• What to work on: For the data below, count the lines that have the string "rest" and state that number by itself.

• Provided information:
◇ ◇ ◇

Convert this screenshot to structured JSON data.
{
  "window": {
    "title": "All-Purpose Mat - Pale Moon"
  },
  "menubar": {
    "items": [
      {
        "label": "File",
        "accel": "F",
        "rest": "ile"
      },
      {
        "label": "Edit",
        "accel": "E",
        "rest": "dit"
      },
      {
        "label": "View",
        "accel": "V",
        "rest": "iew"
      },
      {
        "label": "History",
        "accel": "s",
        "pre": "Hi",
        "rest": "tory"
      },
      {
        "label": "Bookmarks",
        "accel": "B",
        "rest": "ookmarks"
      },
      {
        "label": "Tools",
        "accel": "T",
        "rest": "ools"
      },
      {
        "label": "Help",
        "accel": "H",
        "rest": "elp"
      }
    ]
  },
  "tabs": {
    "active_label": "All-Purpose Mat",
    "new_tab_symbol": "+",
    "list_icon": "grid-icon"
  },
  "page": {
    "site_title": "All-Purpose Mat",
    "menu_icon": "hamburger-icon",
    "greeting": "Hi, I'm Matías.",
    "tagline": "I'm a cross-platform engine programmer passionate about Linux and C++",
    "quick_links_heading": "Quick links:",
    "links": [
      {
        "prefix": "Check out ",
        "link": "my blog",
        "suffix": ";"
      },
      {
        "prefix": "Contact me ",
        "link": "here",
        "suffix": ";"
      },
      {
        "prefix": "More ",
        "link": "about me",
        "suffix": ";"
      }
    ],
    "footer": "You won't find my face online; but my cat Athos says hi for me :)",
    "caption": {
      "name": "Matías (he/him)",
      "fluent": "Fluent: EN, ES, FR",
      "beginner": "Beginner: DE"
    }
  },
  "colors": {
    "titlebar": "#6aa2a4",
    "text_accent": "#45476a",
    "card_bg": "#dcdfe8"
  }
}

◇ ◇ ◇

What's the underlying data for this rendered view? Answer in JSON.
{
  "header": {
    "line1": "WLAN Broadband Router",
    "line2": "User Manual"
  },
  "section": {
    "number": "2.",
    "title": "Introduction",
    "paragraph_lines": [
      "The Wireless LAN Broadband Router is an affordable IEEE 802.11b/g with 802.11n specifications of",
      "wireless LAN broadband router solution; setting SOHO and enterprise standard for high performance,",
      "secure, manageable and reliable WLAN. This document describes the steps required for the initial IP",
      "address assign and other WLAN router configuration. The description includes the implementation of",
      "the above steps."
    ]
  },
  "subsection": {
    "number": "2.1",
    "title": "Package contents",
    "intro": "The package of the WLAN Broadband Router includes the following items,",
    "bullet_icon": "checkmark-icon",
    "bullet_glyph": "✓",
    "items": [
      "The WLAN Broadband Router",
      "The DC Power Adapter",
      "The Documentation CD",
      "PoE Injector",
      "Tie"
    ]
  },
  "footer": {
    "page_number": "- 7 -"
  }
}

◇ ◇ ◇

• Output for this task: 7